Disruption In Remittance, Survival Of The Savvy

Being savvy in the remittance industry is no longer limited to maintaining price competitiveness but has seen its horizon growing in many more dimensions. This industry has faced multiple issues in the past such as high transfer cost, limited money distribution methods, limited brand options, limited ways to deal with money, etc. The advent of new players in this space is redefining the solutions provided to these problems by this industry which was known to be mainly duopolistic in nature till a few years ago.

The infographic below provides a sneak peek at these issues and how they’re being addressed:

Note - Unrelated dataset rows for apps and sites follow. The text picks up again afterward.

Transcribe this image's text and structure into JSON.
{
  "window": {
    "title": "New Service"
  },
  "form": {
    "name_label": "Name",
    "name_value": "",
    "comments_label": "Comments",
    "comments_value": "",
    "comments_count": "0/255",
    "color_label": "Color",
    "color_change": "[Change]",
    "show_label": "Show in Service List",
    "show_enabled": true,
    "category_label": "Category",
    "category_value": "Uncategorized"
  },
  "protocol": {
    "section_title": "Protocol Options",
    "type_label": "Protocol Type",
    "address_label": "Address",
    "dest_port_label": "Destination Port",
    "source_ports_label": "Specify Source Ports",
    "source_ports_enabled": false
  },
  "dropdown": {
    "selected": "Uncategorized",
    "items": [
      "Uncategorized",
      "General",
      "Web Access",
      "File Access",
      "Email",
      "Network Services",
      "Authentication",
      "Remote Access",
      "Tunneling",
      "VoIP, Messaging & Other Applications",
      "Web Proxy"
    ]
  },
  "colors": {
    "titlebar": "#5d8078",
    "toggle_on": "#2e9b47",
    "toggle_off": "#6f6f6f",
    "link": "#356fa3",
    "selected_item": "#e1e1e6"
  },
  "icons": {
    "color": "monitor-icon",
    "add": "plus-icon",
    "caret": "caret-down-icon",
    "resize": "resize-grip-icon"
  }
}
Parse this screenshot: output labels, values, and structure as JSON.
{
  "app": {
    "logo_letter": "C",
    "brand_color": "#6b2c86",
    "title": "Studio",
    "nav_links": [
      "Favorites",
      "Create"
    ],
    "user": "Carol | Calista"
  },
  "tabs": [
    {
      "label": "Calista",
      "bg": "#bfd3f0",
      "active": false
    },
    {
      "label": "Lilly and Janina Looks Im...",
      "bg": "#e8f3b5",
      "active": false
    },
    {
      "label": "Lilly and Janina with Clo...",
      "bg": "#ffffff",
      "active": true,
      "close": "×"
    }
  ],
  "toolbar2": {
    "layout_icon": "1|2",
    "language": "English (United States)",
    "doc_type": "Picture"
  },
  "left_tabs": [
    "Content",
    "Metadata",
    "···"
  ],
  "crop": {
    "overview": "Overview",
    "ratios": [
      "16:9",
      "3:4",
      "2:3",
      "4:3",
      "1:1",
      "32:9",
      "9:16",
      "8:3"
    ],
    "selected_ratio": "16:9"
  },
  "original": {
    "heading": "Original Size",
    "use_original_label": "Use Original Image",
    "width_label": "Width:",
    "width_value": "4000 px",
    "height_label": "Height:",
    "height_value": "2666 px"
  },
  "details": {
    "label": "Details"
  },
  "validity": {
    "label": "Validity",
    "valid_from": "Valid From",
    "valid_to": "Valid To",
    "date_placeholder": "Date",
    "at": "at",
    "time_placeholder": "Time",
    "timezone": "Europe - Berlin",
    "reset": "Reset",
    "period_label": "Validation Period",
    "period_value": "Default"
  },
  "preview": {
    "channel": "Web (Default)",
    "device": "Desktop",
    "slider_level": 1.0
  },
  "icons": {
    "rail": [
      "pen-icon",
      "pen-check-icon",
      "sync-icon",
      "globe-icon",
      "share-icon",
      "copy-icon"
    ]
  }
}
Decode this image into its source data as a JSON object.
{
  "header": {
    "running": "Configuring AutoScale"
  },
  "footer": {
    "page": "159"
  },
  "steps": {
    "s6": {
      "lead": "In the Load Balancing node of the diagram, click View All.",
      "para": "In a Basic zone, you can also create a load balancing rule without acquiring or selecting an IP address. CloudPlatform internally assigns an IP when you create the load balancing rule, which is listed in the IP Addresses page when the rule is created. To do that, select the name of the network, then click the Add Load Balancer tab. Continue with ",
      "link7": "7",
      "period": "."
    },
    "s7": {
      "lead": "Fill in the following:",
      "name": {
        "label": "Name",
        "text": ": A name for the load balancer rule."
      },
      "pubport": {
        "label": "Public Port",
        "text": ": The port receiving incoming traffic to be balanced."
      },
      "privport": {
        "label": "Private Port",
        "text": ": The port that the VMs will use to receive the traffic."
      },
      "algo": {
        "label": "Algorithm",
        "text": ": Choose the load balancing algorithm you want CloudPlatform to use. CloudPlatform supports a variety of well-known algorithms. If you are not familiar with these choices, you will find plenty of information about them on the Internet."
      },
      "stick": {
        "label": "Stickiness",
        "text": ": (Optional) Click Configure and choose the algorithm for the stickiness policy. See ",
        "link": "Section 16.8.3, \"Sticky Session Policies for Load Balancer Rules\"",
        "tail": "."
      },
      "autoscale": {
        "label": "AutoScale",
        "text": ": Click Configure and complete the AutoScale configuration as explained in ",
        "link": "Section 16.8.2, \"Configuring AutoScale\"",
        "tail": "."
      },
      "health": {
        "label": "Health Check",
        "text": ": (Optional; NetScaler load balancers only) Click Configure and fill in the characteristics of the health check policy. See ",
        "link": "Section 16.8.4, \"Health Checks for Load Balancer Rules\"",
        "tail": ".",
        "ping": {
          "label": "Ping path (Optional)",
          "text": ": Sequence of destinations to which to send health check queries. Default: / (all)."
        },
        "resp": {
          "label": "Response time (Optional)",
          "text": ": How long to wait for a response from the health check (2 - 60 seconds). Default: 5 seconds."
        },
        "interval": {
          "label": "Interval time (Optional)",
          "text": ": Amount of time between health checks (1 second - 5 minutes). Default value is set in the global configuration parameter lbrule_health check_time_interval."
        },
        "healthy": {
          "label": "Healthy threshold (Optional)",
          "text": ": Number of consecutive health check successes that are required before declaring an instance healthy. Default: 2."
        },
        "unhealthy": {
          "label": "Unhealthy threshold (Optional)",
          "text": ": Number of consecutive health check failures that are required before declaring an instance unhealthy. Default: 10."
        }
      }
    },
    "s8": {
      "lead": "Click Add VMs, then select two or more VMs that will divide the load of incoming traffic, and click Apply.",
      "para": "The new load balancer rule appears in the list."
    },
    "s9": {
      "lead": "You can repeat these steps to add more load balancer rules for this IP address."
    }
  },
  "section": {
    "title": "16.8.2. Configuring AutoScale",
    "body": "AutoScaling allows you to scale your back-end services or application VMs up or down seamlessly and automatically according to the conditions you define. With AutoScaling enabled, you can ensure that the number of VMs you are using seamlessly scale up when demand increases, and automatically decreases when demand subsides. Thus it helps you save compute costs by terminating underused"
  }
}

The remittance transfer industry is getting disrupted with upcoming models that encompass benefits of cost, customer experience, convenience and brand. These remittance models have evolved from cash transfers > internet banking > mobile wallets > digital payments using mobile money > crypto currency, and we have discussed them all in our articles.

Another major problem to be addressed by the remittance industry are the strict AML regulations which are forcing a number of banks to move out of remittance industry or closing the accounts of firms that specialize in money remittance services . We have seen many of them such as JPMorgan Chase and Bank of America in USA, Westpac in Australia and many more. In this situation, any company that is able to exploit an alternative model to remit money is poised to hold a stronger market position.

Mobile money transfer platforms and bitcoin are emerging as the promising tools to come to the rescue of this situation, but with their own limitations. While the large footprint potential with mobile money transfer platforms is highly dependent on host country’s regulatory environment, cryptocurrency is still in a nascent stage to reach the migrant population masses and achieve its potential benefits.

Here, a significant role can be played by the recently established fast-growing players such as Xoom, TransferWise, and WorldRemit, to name a few. These new companies can benefit over the start-ups on strong balance sheets and significant customer base and over the traditional companies such as Western Union and MoneyGram who might find it difficult to deploy the use of new currency with their existing legacy system.

In this article, we have analyzed three new and growing companies, for different corridors from the USA, to identify how their technology-based business models help them to transfer benefits to the end customer and hence differentiate themselves from established industry giants.


Xoom has positioned and established itself as a technology-driven company which enables instant and cheaper money transfers. For instance, for the USA-Vietnam corridor, the company provides the convenience of all options of cash pickup, bank deposit and home delivery on recipient side while charging a flat fee of $2.99 and $13.00 for payment through bank accounts and credit cards respectively. At the same time, a user sending money to be received through agent via Western Union is charged $5 and $20 for payment through bank account transfers and credit cards respectively.

This accounts for an average 61% higher fee.

Benefiting cost with speed, Xoom transfers take a maximum of two days for transfers through any mode, including deliveries to rural areas, while Western union transfers can take four to six days. Xoom’s model of partnering with existing agent distribution cash-out points enables it to transfer monetary benefits to the end consumer. For a country like Vietnam which has an unbanked population of 42% and $16 billion of remittance industry, such a high difference in fees can be game changer for major players.


WorldRemit has developed a significant space in the remittance industry by using its technology-based systems. In some of the most crowded corridors such as USA–Mexico, USA–Philippines and many more, the company is able to achieve highly competitive rates over the industry giants such as Western Union, passing cost advantage to the end customer for smaller amounts of money transfer.

In the USA–Mexico corridor, WorldRemit applies a flat fee of $3.99 for transfers less than $2,000, with an average 0.6% higher exchange rate than Western Union. Transfers are made instantly versus a period of minimum four days taken by other traditional models. Similar benefits by WorldRemit can also be applied by the migrants of the fourth largest remittance recipient country in the United States, Philippines. The company enables instant money transfers with higher exchange rates by an average of 1.3%, also accompanied with a reduced fee by an estimated 44% with regard to conventional players’ fee. This can amount to significant traction to the winning player in this multibillion dollar market.

Boom Financial:

This company is found disrupting the remittance space by addressing major concerns in this space like services to unbanked, convenience of transfers through mobile applications, cost effective services through technology-driven model and multiple distribution modes.

With a $0monthly and membership fee, Boom Financial enables cash deposits at Boom stores or mobile branches for a fee of just $1. Company issues a Boom Visa prepaid card for the first time at $0 and charges an ATM withdrawal fee of just $2 per transaction. Transactions up to $2,999 to Haiti’s Boom account through a mobile phone costs a maximum of $5 to the end consumer. This results in a complete transfer fee of $3 to $7, which can go to maximum of $12 in case money is sent through a Boom agent. Conventional models usually bring along the cash pick up at agent location model, charging a fee of $12 to $48, based on the bank account or credit card used as a payment mode. These charges by established players on conventional models translate to 4 to 16 times higher than these newer players with innovative models.